Nevertheless, 72% agree that there has been a fundamental shift in consumers’ current behaviour and spending patterns since the start of the recession, a view that is consistent across different industry sectors. As the spring 2009 survey found, there are again mixed views as to whether marketing is bearing the brunt of any cost-cutting measures in marketers’ companies, with 32% agreeing that this is the case, and 46% disagreeing. On average, 8.3% of turnover is accounted for by marketing spend (excluding salaries) – up slightly from 7.2% six months ago.

The most widespread marketing tools are branding (used by 83%), public relations (82%), email (81%) and CRM (77%). The least popular techniques are field marketing (40%) and telephone marketing (41%).

Most worrying perhaps is that while the survey shows that marketers are concerned that they are not well enough equipped to do a great job with their CRM databases, 21% of marketers believe CRM offers the best return on investment among marketing tools. The importance of data is being recognised, but the skills and technology to use it better do not appear to be available.

CRM’s ROI benefits are particularly noted among those working in financial services firms (27%). Other techniques that are considered to provide good ROI include online advertising (12%), email (11%) and public relations (11%).

While moods and company sales performances may be becoming more optimistic, marketers face many uncertainties in the next 12 months.
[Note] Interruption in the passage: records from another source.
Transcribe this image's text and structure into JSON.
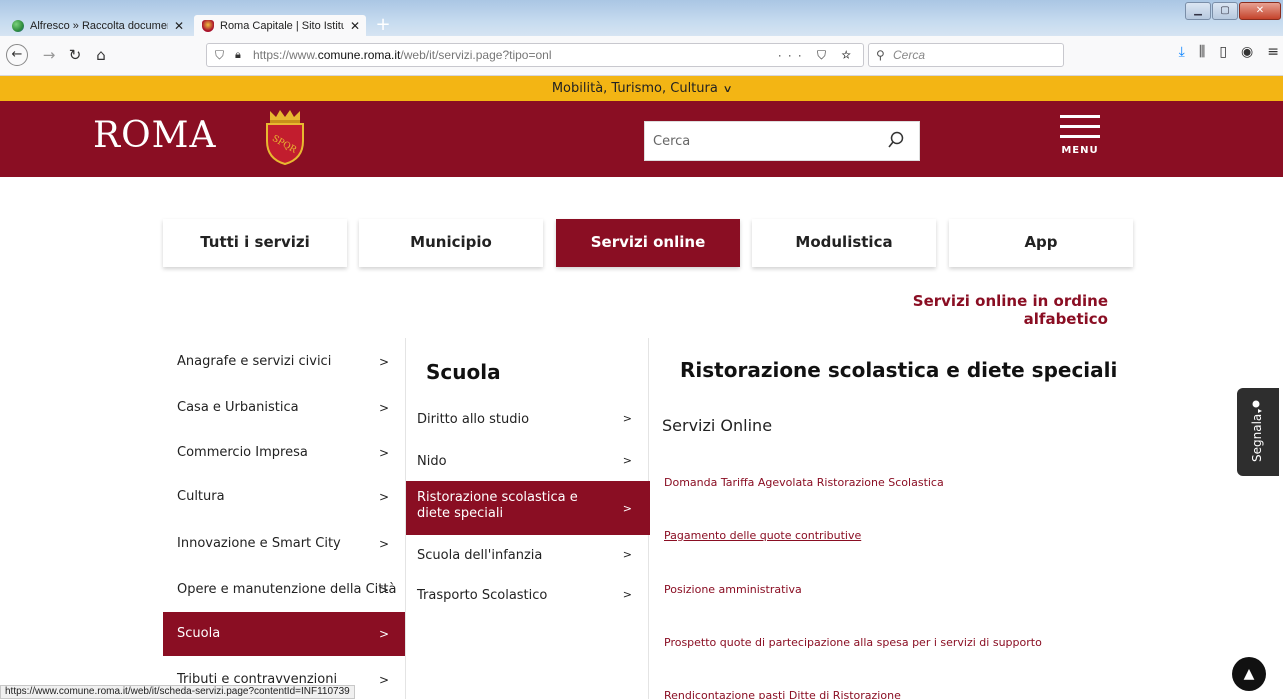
{
  "browser": {
    "tabs": [
      {
        "label": "Alfresco » Raccolta documenti",
        "close": "✕"
      },
      {
        "label": "Roma Capitale | Sito Istituzionale",
        "close": "✕"
      }
    ],
    "new_tab": "+",
    "window_buttons": [
      "▁",
      "▢",
      "✕"
    ],
    "url_prefix": "https://www.",
    "url_domain": "comune.roma.it",
    "url_path": "/web/it/servizi.page?tipo=onl",
    "page_actions": "··· ⛉ ☆",
    "search_placeholder": "Cerca",
    "status_url": "https://www.comune.roma.it/web/it/scheda-servizi.page?contentId=INF110739"
  },
  "site": {
    "top_strip": "Mobilità, Turismo, Cultura",
    "logo": "ROMA",
    "crest_text": "SPQR",
    "search_placeholder": "Cerca",
    "menu_label": "MENU",
    "brand_color": "#8a0e23",
    "accent_color": "#f3b514"
  },
  "main_tabs": [
    "Tutti i servizi",
    "Municipio",
    "Servizi online",
    "Modulistica",
    "App"
  ],
  "alpha_link": "Servizi online in ordine alfabetico",
  "categories": [
    "Anagrafe e servizi civici",
    "Casa e Urbanistica",
    "Commercio Impresa",
    "Cultura",
    "Innovazione e Smart City",
    "Opere e manutenzione della Città",
    "Scuola",
    "Tributi e contravvenzioni"
  ],
  "arrow": ">",
  "subnav": {
    "title": "Scuola",
    "items": [
      "Diritto allo studio",
      "Nido",
      "Ristorazione scolastica e diete speciali",
      "Scuola dell'infanzia",
      "Trasporto Scolastico"
    ]
  },
  "content": {
    "title": "Ristorazione scolastica e diete speciali",
    "subtitle": "Servizi Online",
    "links": [
      "Domanda Tariffa Agevolata Ristorazione Scolastica",
      "Pagamento delle quote contributive",
      "Posizione amministrativa",
      "Prospetto quote di partecipazione alla spesa per i servizi di supporto",
      "Rendicontazione pasti Ditte di Ristorazione"
    ]
  },
  "widgets": {
    "segnala": "Segnala",
    "scroll_top": "▲"
  }
}
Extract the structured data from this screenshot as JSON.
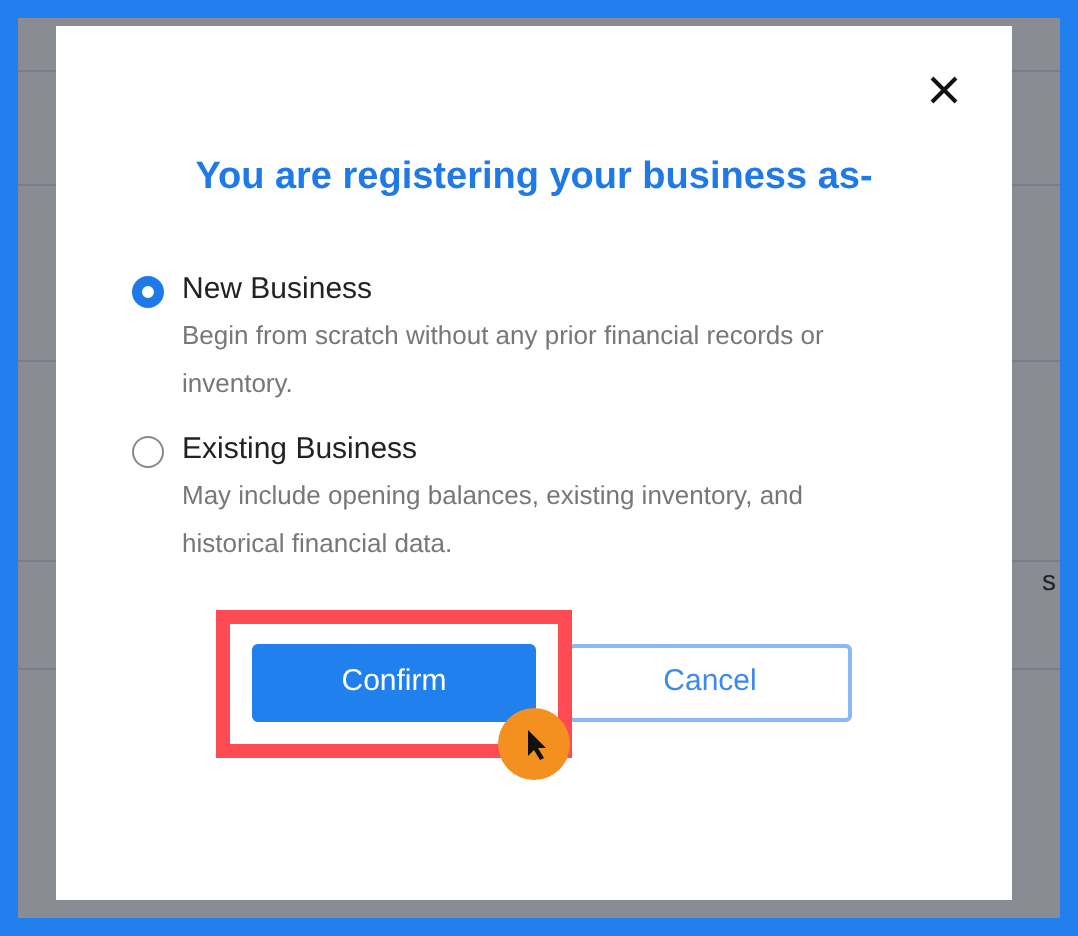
{
  "background": {
    "cut_text": "s"
  },
  "dialog": {
    "title": "You are registering your business as-",
    "options": [
      {
        "label": "New Business",
        "description": "Begin from scratch without any prior financial records or inventory.",
        "selected": true
      },
      {
        "label": "Existing Business",
        "description": "May include opening balances, existing inventory, and historical financial data.",
        "selected": false
      }
    ],
    "buttons": [
      {
        "label": "Confirm",
        "kind": "primary",
        "highlighted": true
      },
      {
        "label": "Cancel",
        "kind": "secondary",
        "highlighted": false
      }
    ]
  }
}
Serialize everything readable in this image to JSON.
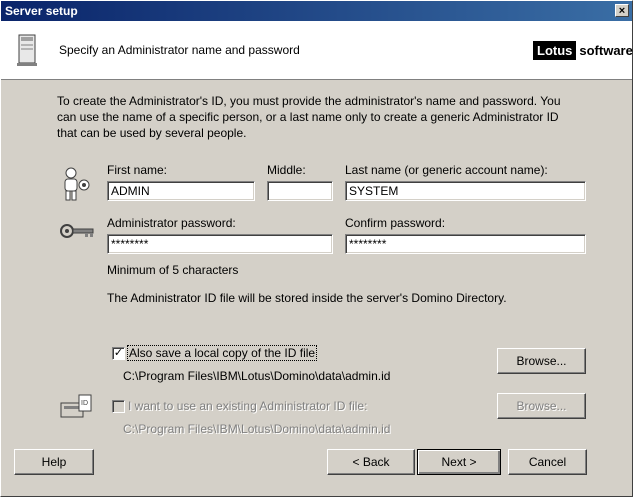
{
  "window": {
    "title": "Server setup",
    "close_label": "×"
  },
  "header": {
    "subtitle": "Specify an Administrator name and password",
    "logo_brand": "Lotus",
    "logo_word": "software"
  },
  "intro": "To create the Administrator's ID, you must provide the administrator's name and password. You can use the name of a specific person, or a last name only to create a generic Administrator ID that can be used by several people.",
  "name": {
    "first_label": "First name:",
    "first_value": "ADMIN",
    "middle_label": "Middle:",
    "middle_value": "",
    "last_label": "Last name (or generic account name):",
    "last_value": "SYSTEM"
  },
  "password": {
    "admin_label": "Administrator password:",
    "admin_value": "********",
    "confirm_label": "Confirm password:",
    "confirm_value": "********",
    "hint": "Minimum of 5 characters"
  },
  "storage_note": "The Administrator ID file will be stored inside the server's Domino Directory.",
  "local_copy": {
    "label": "Also save a local copy of the ID file",
    "checked": true,
    "path": "C:\\Program Files\\IBM\\Lotus\\Domino\\data\\admin.id",
    "browse": "Browse..."
  },
  "existing_id": {
    "label": "I want to use an existing Administrator ID file:",
    "checked": false,
    "path": "C:\\Program Files\\IBM\\Lotus\\Domino\\data\\admin.id",
    "browse": "Browse..."
  },
  "buttons": {
    "help": "Help",
    "back": "< Back",
    "next": "Next >",
    "cancel": "Cancel"
  },
  "icons": [
    "server-doc-icon",
    "person-icon",
    "key-icon",
    "id-card-icon"
  ]
}
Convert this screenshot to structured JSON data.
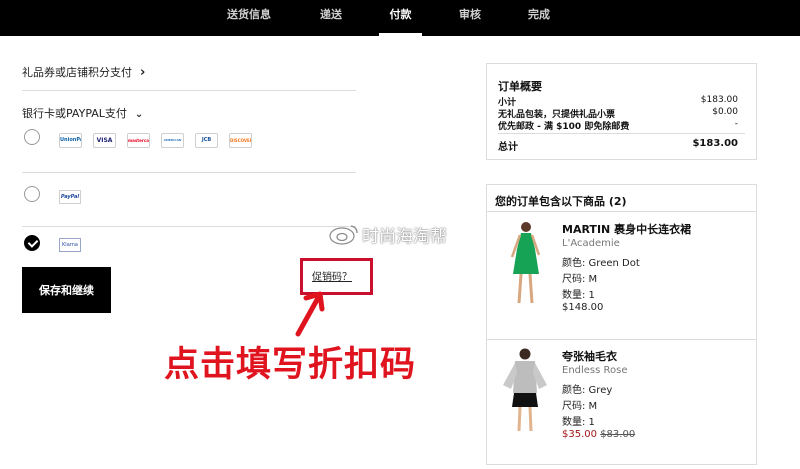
{
  "nav": {
    "steps": [
      {
        "label": "送货信息",
        "active": false
      },
      {
        "label": "递送",
        "active": false
      },
      {
        "label": "付款",
        "active": true
      },
      {
        "label": "审核",
        "active": false
      },
      {
        "label": "完成",
        "active": false
      }
    ]
  },
  "payment": {
    "gift_card_label": "礼品券或店铺积分支付",
    "gift_card_chevron": "›",
    "bank_paypal_label": "银行卡或PAYPAL支付",
    "bank_paypal_chevron": "⌄",
    "card_logos": [
      "UnionPay",
      "VISA",
      "mastercard",
      "AMERICAN EXPRESS",
      "JCB",
      "DISCOVER"
    ],
    "paypal_logo": "PayPal",
    "klarna_logo": "Klarna",
    "selected_method": "klarna",
    "save_button": "保存和继续",
    "promo_link": "促销码？"
  },
  "annotation": {
    "text": "点击填写折扣码",
    "color": "#e0141e"
  },
  "watermark": {
    "text": "时尚海淘帮"
  },
  "summary": {
    "title": "订单概要",
    "rows": [
      {
        "label": "小计",
        "value": "$183.00"
      },
      {
        "label": "无礼品包装，只提供礼品小票",
        "value": "$0.00"
      },
      {
        "label": "优先邮政 - 满 $100 即免除邮费",
        "value": "-"
      }
    ],
    "total_label": "总计",
    "total_value": "$183.00"
  },
  "items": {
    "title": "您的订单包含以下商品 (2)",
    "list": [
      {
        "name": "MARTIN 裹身中长连衣裙",
        "brand": "L'Academie",
        "color": "颜色: Green Dot",
        "size": "尺码: M",
        "qty": "数量: 1",
        "price": "$148.00"
      },
      {
        "name": "夸张袖毛衣",
        "brand": "Endless Rose",
        "color": "颜色: Grey",
        "size": "尺码: M",
        "qty": "数量: 1",
        "sale_price": "$35.00",
        "original_price": "$83.00"
      }
    ]
  }
}
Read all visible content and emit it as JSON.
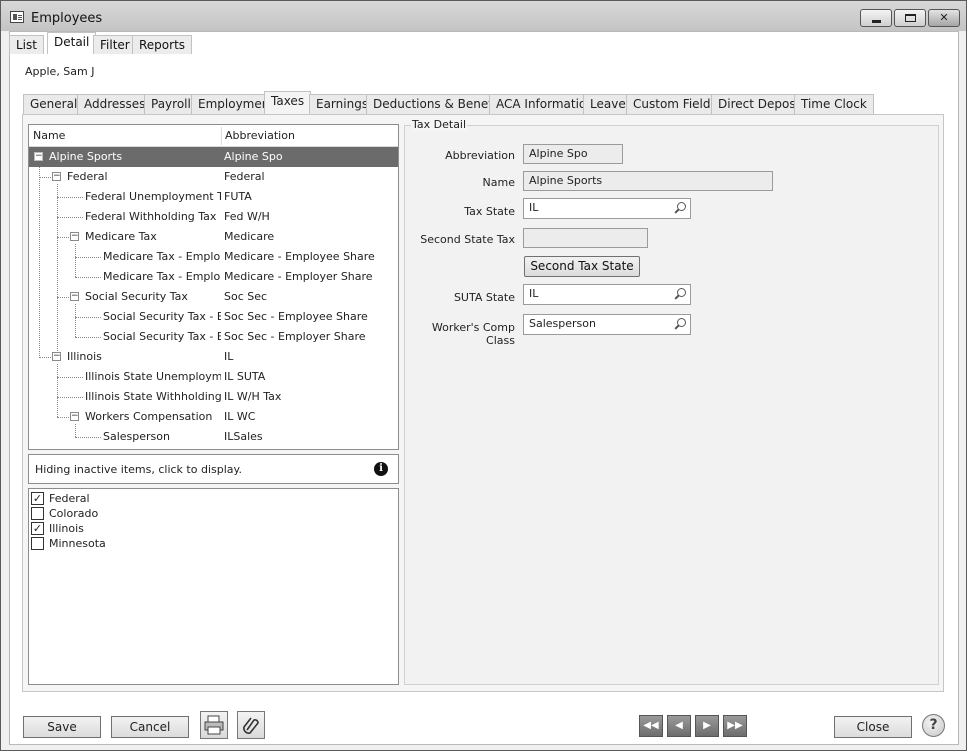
{
  "window": {
    "title": "Employees"
  },
  "top_tabs": [
    "List",
    "Detail",
    "Filter",
    "Reports"
  ],
  "employee_name": "Apple, Sam J",
  "sub_tabs": [
    "General",
    "Addresses",
    "Payroll",
    "Employment",
    "Taxes",
    "Earnings",
    "Deductions & Benefits",
    "ACA Information",
    "Leave",
    "Custom Fields",
    "Direct Deposit",
    "Time Clock"
  ],
  "tree": {
    "headers": {
      "name": "Name",
      "abbreviation": "Abbreviation"
    },
    "rows": [
      {
        "name": "Alpine Sports",
        "abbr": "Alpine Spo"
      },
      {
        "name": "Federal",
        "abbr": "Federal"
      },
      {
        "name": "Federal Unemployment Tax",
        "abbr": "FUTA"
      },
      {
        "name": "Federal Withholding Tax",
        "abbr": "Fed W/H"
      },
      {
        "name": "Medicare Tax",
        "abbr": "Medicare"
      },
      {
        "name": "Medicare Tax - Emplo...",
        "abbr": "Medicare - Employee Share"
      },
      {
        "name": "Medicare Tax - Emplo...",
        "abbr": "Medicare - Employer Share"
      },
      {
        "name": "Social Security Tax",
        "abbr": "Soc Sec"
      },
      {
        "name": "Social Security Tax - E...",
        "abbr": "Soc Sec - Employee Share"
      },
      {
        "name": "Social Security Tax - E...",
        "abbr": "Soc Sec - Employer Share"
      },
      {
        "name": "Illinois",
        "abbr": "IL"
      },
      {
        "name": "Illinois State Unemployme...",
        "abbr": "IL SUTA"
      },
      {
        "name": "Illinois State Withholding ...",
        "abbr": "IL W/H Tax"
      },
      {
        "name": "Workers Compensation",
        "abbr": "IL WC"
      },
      {
        "name": "Salesperson",
        "abbr": "ILSales"
      }
    ]
  },
  "inactive_info": "Hiding inactive items, click to display.",
  "states": [
    {
      "label": "Federal",
      "mark": "✓"
    },
    {
      "label": "Colorado",
      "mark": ""
    },
    {
      "label": "Illinois",
      "mark": "✓"
    },
    {
      "label": "Minnesota",
      "mark": ""
    }
  ],
  "tax_detail": {
    "legend": "Tax Detail",
    "abbreviation_label": "Abbreviation",
    "abbreviation_value": "Alpine Spo",
    "name_label": "Name",
    "name_value": "Alpine Sports",
    "tax_state_label": "Tax State",
    "tax_state_value": "IL",
    "second_state_label": "Second State Tax",
    "second_state_value": "",
    "second_state_button": "Second Tax State",
    "suta_state_label": "SUTA State",
    "suta_state_value": "IL",
    "workers_comp_label": "Worker's Comp Class",
    "workers_comp_value": "Salesperson"
  },
  "footer": {
    "save": "Save",
    "cancel": "Cancel",
    "close": "Close",
    "help": "?"
  }
}
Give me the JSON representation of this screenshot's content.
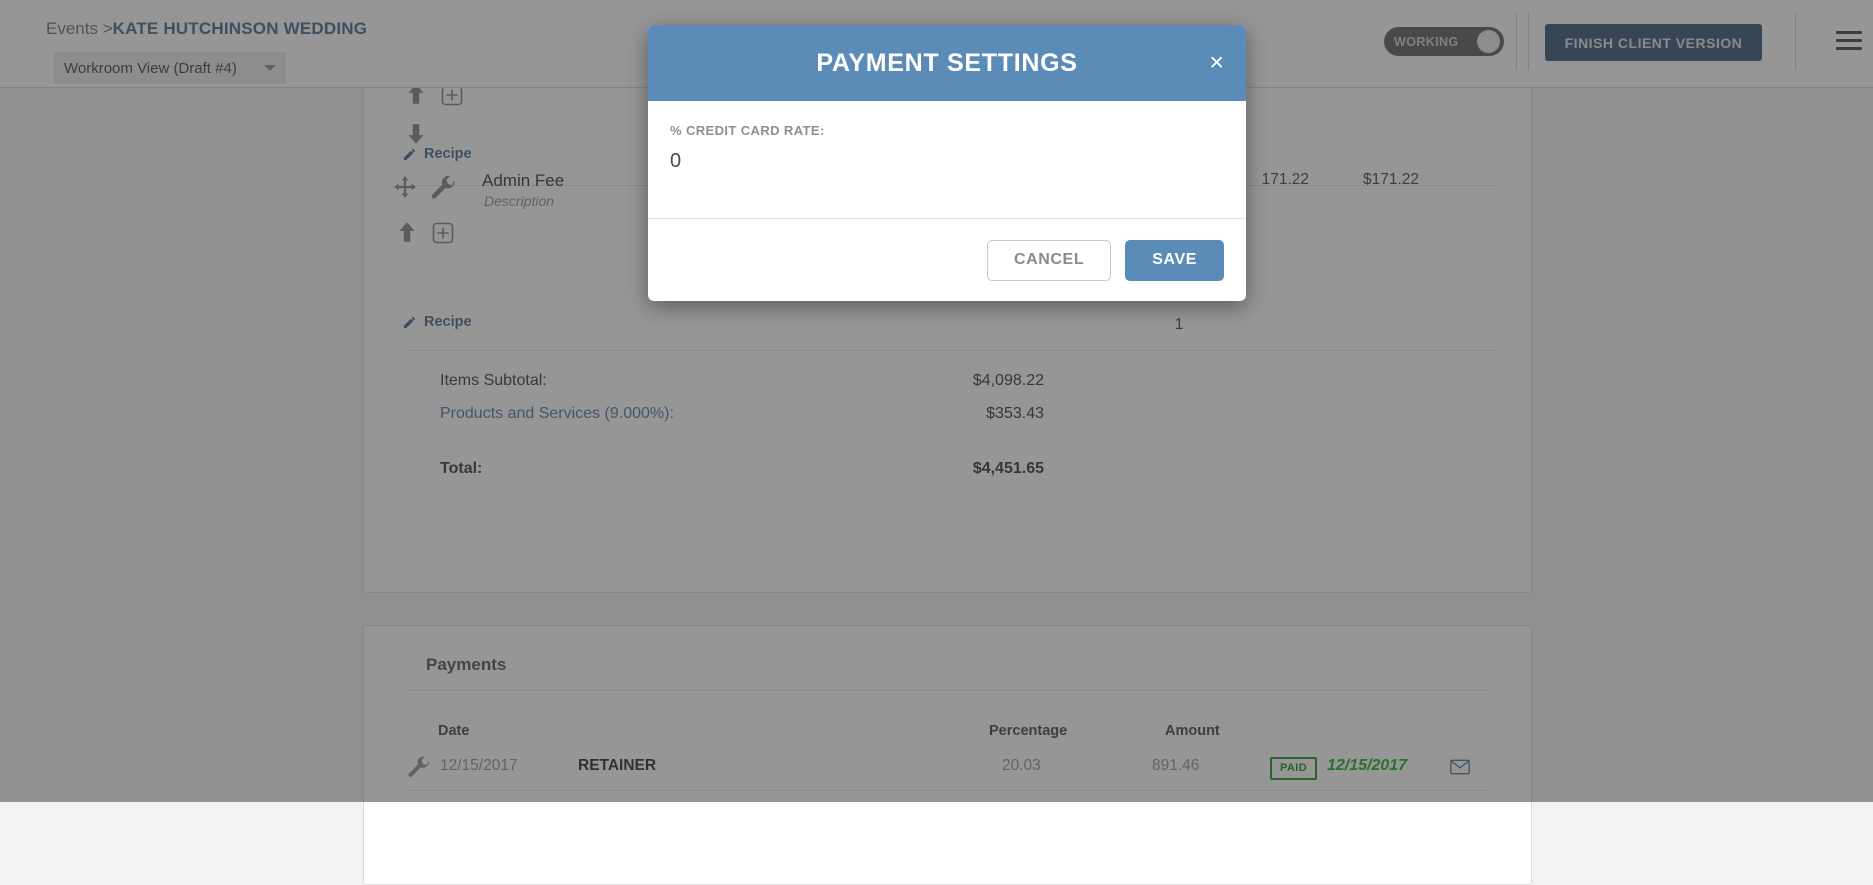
{
  "header": {
    "breadcrumb_root": "Events ",
    "breadcrumb_sep": ">",
    "breadcrumb_current": "KATE HUTCHINSON WEDDING",
    "view_select_value": "Workroom View (Draft #4)",
    "working_toggle_label": "WORKING",
    "finish_button_label": "FINISH CLIENT VERSION",
    "menu_icon": "hamburger-icon"
  },
  "items": {
    "recipe_link_top": "Recipe",
    "recipe_link_bottom": "Recipe",
    "row": {
      "name": "Admin Fee",
      "description": "Description",
      "unit_price": "171.22",
      "total": "$171.22",
      "quantity": "1"
    },
    "icons": {
      "move": "move-arrows-icon",
      "wrench": "wrench-icon",
      "arrow_up": "arrow-up-icon",
      "arrow_down": "arrow-down-icon",
      "add": "plus-box-icon",
      "edit": "pencil-icon"
    }
  },
  "totals": {
    "subtotal_label": "Items Subtotal:",
    "subtotal_value": "$4,098.22",
    "tax_label": "Products and Services (9.000%):",
    "tax_value": "$353.43",
    "total_label": "Total:",
    "total_value": "$4,451.65"
  },
  "payments": {
    "section_title": "Payments",
    "columns": [
      "Date",
      "Percentage",
      "Amount"
    ],
    "rows": [
      {
        "date": "12/15/2017",
        "name": "RETAINER",
        "percentage": "20.03",
        "amount": "891.46",
        "status": "PAID",
        "paid_date": "12/15/2017",
        "wrench_icon": "wrench-icon",
        "email_icon": "envelope-icon"
      }
    ]
  },
  "modal": {
    "title": "PAYMENT SETTINGS",
    "close_label": "×",
    "field_label": "% CREDIT CARD RATE:",
    "field_value": "0",
    "field_placeholder": "0",
    "cancel_label": "CANCEL",
    "save_label": "SAVE"
  },
  "colors": {
    "modal_header": "#5b8cb8",
    "primary_button": "#5b8cb8",
    "finish_button": "#2c4e70",
    "link": "#3f6388",
    "paid_green": "#138b13",
    "paid_date_green": "#0fae0f"
  }
}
Organisations should be wary that if they fail to invest in training and technology, their marketers will be ill-equipped to deal with CRM as it continues on its path to dominance.


The frontline

James Harper

Neighbourhood policing marketing officer, South Wales Police

Communication channels are changing, with a focus on direct marketing, as forces look to localise messages to micro-segments. Newsletters are being used to keep customers informed of the work being done by neighbourhood police teams to tackle crime and anti-social behaviour. Frontline officers are also being trained in marketing communications and are empowered to be “brand ambassadors”.

Online activity continues to grow with customer-centric websites, and bluetooth messaging has been used for crime prevention purposes. It’s expected that social media and engagement marketing will dominate future strategies. It also has performance measurement benefits within a climate of decreased public sector spending.